*Task description*
Nothing in the records may be left out or reworded; return them exactly.

[Records excerpted from a collection]
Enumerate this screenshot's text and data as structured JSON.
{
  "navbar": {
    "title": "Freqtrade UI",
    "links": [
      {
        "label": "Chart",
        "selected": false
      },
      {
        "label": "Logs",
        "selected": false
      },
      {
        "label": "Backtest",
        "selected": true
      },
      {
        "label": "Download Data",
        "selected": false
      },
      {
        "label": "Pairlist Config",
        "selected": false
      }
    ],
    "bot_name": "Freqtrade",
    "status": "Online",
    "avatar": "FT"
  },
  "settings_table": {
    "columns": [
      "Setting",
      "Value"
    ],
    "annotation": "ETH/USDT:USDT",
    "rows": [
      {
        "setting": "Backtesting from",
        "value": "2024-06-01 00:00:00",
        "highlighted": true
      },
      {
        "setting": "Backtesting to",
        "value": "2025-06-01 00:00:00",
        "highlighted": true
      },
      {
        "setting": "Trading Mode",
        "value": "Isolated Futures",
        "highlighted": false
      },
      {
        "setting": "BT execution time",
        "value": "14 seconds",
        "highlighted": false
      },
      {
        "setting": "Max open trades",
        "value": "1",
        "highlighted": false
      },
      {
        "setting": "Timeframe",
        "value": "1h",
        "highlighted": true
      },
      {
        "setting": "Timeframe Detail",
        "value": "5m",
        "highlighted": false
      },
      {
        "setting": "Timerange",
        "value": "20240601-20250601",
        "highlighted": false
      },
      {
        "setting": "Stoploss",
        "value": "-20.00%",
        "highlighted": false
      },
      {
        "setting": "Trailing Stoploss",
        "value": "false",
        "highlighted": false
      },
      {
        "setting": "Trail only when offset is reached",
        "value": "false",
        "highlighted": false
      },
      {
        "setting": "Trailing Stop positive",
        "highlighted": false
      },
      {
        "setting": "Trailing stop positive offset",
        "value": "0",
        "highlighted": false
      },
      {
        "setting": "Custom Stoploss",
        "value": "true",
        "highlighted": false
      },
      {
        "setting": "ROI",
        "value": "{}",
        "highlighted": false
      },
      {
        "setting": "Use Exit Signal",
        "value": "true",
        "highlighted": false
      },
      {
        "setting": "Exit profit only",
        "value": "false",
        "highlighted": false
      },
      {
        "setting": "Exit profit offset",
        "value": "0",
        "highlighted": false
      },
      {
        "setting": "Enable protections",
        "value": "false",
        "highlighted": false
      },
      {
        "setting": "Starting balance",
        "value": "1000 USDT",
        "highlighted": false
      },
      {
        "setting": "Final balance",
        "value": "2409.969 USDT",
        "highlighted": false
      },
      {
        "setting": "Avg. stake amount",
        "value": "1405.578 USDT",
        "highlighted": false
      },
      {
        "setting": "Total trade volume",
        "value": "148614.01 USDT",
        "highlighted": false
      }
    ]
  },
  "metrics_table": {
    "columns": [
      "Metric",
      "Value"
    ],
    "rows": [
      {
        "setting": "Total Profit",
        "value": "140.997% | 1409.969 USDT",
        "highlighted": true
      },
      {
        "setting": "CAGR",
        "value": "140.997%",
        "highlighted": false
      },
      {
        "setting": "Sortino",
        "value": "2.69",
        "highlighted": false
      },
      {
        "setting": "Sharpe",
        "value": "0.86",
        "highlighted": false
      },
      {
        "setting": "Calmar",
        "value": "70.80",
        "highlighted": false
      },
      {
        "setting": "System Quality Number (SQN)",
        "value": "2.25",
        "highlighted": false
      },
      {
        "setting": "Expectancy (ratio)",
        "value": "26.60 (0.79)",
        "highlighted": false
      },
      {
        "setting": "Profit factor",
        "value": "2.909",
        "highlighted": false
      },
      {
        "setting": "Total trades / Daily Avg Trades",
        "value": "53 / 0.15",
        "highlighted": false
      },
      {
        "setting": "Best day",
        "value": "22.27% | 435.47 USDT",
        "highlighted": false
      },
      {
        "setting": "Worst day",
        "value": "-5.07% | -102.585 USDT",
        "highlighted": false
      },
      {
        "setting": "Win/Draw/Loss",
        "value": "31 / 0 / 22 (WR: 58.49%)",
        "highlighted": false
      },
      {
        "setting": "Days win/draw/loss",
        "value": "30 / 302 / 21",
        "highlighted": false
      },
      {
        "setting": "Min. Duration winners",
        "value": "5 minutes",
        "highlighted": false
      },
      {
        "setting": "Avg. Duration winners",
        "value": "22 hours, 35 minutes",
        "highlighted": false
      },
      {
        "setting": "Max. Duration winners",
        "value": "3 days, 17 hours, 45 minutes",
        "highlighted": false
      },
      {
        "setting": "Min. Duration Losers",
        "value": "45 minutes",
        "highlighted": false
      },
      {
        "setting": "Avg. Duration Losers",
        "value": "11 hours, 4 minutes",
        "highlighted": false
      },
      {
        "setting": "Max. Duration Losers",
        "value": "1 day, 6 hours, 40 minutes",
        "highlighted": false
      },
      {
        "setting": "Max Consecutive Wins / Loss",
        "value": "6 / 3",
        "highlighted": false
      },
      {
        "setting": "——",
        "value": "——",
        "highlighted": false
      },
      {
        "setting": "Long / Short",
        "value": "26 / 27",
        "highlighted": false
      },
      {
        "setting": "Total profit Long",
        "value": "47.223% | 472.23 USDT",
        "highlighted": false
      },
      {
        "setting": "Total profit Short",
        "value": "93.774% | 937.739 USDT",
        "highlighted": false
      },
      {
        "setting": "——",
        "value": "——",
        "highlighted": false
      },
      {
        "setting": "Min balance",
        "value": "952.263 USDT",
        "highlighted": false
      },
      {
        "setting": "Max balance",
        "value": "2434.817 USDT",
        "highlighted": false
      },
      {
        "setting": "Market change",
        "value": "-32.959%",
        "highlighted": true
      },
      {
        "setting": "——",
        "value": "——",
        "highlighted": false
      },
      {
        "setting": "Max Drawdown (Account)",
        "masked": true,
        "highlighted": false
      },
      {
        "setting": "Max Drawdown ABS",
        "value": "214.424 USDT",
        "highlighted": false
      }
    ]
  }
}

*Exercise answer*
Enumerate this screenshot's text and data as structured JSON.
{
  "navbar": {
    "title": "Freqtrade UI",
    "links": [
      {
        "label": "Chart",
        "selected": false
      },
      {
        "label": "Logs",
        "selected": false
      },
      {
        "label": "Backtest",
        "selected": true
      },
      {
        "label": "Download Data",
        "selected": false
      },
      {
        "label": "Pairlist Config",
        "selected": false
      }
    ],
    "bot_name": "Freqtrade",
    "status": "Online",
    "avatar": "FT"
  },
  "settings_table": {
    "columns": [
      "Setting",
      "Value"
    ],
    "annotation": "ETH/USDT:USDT",
    "rows": [
      {
        "setting": "Backtesting from",
        "value": "2024-06-01 00:00:00",
        "highlighted": true
      },
      {
        "setting": "Backtesting to",
        "value": "2025-06-01 00:00:00",
        "highlighted": true
      },
      {
        "setting": "Trading Mode",
        "value": "Isolated Futures",
        "highlighted": false
      },
      {
        "setting": "BT execution time",
        "value": "14 seconds",
        "highlighted": false
      },
      {
        "setting": "Max open trades",
        "value": "1",
        "highlighted": false
      },
      {
        "setting": "Timeframe",
        "value": "1h",
        "highlighted": true
      },
      {
        "setting": "Timeframe Detail",
        "value": "5m",
        "highlighted": false
      },
      {
        "setting": "Timerange",
        "value": "20240601-20250601",
        "highlighted": false
      },
      {
        "setting": "Stoploss",
        "value": "-20.00%",
        "highlighted": false
      },
      {
        "setting": "Trailing Stoploss",
        "value": "false",
        "highlighted": false
      },
      {
        "setting": "Trail only when offset is reached",
        "value": "false",
        "highlighted": false
      },
      {
        "setting": "Trailing Stop positive",
        "highlighted": false
      },
      {
        "setting": "Trailing stop positive offset",
        "value": "0",
        "highlighted": false
      },
      {
        "setting": "Custom Stoploss",
        "value": "true",
        "highlighted": false
      },
      {
        "setting": "ROI",
        "value": "{}",
        "highlighted": false
      },
      {
        "setting": "Use Exit Signal",
        "value": "true",
        "highlighted": false
      },
      {
        "setting": "Exit profit only",
        "value": "false",
        "highlighted": false
      },
      {
        "setting": "Exit profit offset",
        "value": "0",
        "highlighted": false
      },
      {
        "setting": "Enable protections",
        "value": "false",
        "highlighted": false
      },
      {
        "setting": "Starting balance",
        "value": "1000 USDT",
        "highlighted": false
      },
      {
        "setting": "Final balance",
        "value": "2409.969 USDT",
        "highlighted": false
      },
      {
        "setting": "Avg. stake amount",
        "value": "1405.578 USDT",
        "highlighted": false
      },
      {
        "setting": "Total trade volume",
        "value": "148614.01 USDT",
        "highlighted": false
      }
    ]
  },
  "metrics_table": {
    "columns": [
      "Metric",
      "Value"
    ],
    "rows": [
      {
        "setting": "Total Profit",
        "value": "140.997% | 1409.969 USDT",
        "highlighted": true
      },
      {
        "setting": "CAGR",
        "value": "140.997%",
        "highlighted": false
      },
      {
        "setting": "Sortino",
        "value": "2.69",
        "highlighted": false
      },
      {
        "setting": "Sharpe",
        "value": "0.86",
        "highlighted": false
      },
      {
        "setting": "Calmar",
        "value": "70.80",
        "highlighted": false
      },
      {
        "setting": "System Quality Number (SQN)",
        "value": "2.25",
        "highlighted": false
      },
      {
        "setting": "Expectancy (ratio)",
        "value": "26.60 (0.79)",
        "highlighted": false
      },
      {
        "setting": "Profit factor",
        "value": "2.909",
        "highlighted": false
      },
      {
        "setting": "Total trades / Daily Avg Trades",
        "value": "53 / 0.15",
        "highlighted": false
      },
      {
        "setting": "Best day",
        "value": "22.27% | 435.47 USDT",
        "highlighted": false
      },
      {
        "setting": "Worst day",
        "value": "-5.07% | -102.585 USDT",
        "highlighted": false
      },
      {
        "setting": "Win/Draw/Loss",
        "value": "31 / 0 / 22 (WR: 58.49%)",
        "highlighted": false
      },
      {
        "setting": "Days win/draw/loss",
        "value": "30 / 302 / 21",
        "highlighted": false
      },
      {
        "setting": "Min. Duration winners",
        "value": "5 minutes",
        "highlighted": false
      },
      {
        "setting": "Avg. Duration winners",
        "value": "22 hours, 35 minutes",
        "highlighted": false
      },
      {
        "setting": "Max. Duration winners",
        "value": "3 days, 17 hours, 45 minutes",
        "highlighted": false
      },
      {
        "setting": "Min. Duration Losers",
        "value": "45 minutes",
        "highlighted": false
      },
      {
        "setting": "Avg. Duration Losers",
        "value": "11 hours, 4 minutes",
        "highlighted": false
      },
      {
        "setting": "Max. Duration Losers",
        "value": "1 day, 6 hours, 40 minutes",
        "highlighted": false
      },
      {
        "setting": "Max Consecutive Wins / Loss",
        "value": "6 / 3",
        "highlighted": false
      },
      {
        "setting": "——",
        "value": "——",
        "highlighted": false
      },
      {
        "setting": "Long / Short",
        "value": "26 / 27",
        "highlighted": false
      },
      {
        "setting": "Total profit Long",
        "value": "47.223% | 472.23 USDT",
        "highlighted": false
      },
      {
        "setting": "Total profit Short",
        "value": "93.774% | 937.739 USDT",
        "highlighted": false
      },
      {
        "setting": "——",
        "value": "——",
        "highlighted": false
      },
      {
        "setting": "Min balance",
        "value": "952.263 USDT",
        "highlighted": false
      },
      {
        "setting": "Max balance",
        "value": "2434.817 USDT",
        "highlighted": false
      },
      {
        "setting": "Market change",
        "value": "-32.959%",
        "highlighted": true
      },
      {
        "setting": "——",
        "value": "——",
        "highlighted": false
      },
      {
        "setting": "Max Drawdown (Account)",
        "masked": true,
        "highlighted": false
      },
      {
        "setting": "Max Drawdown ABS",
        "value": "214.424 USDT",
        "highlighted": false
      }
    ]
  }
}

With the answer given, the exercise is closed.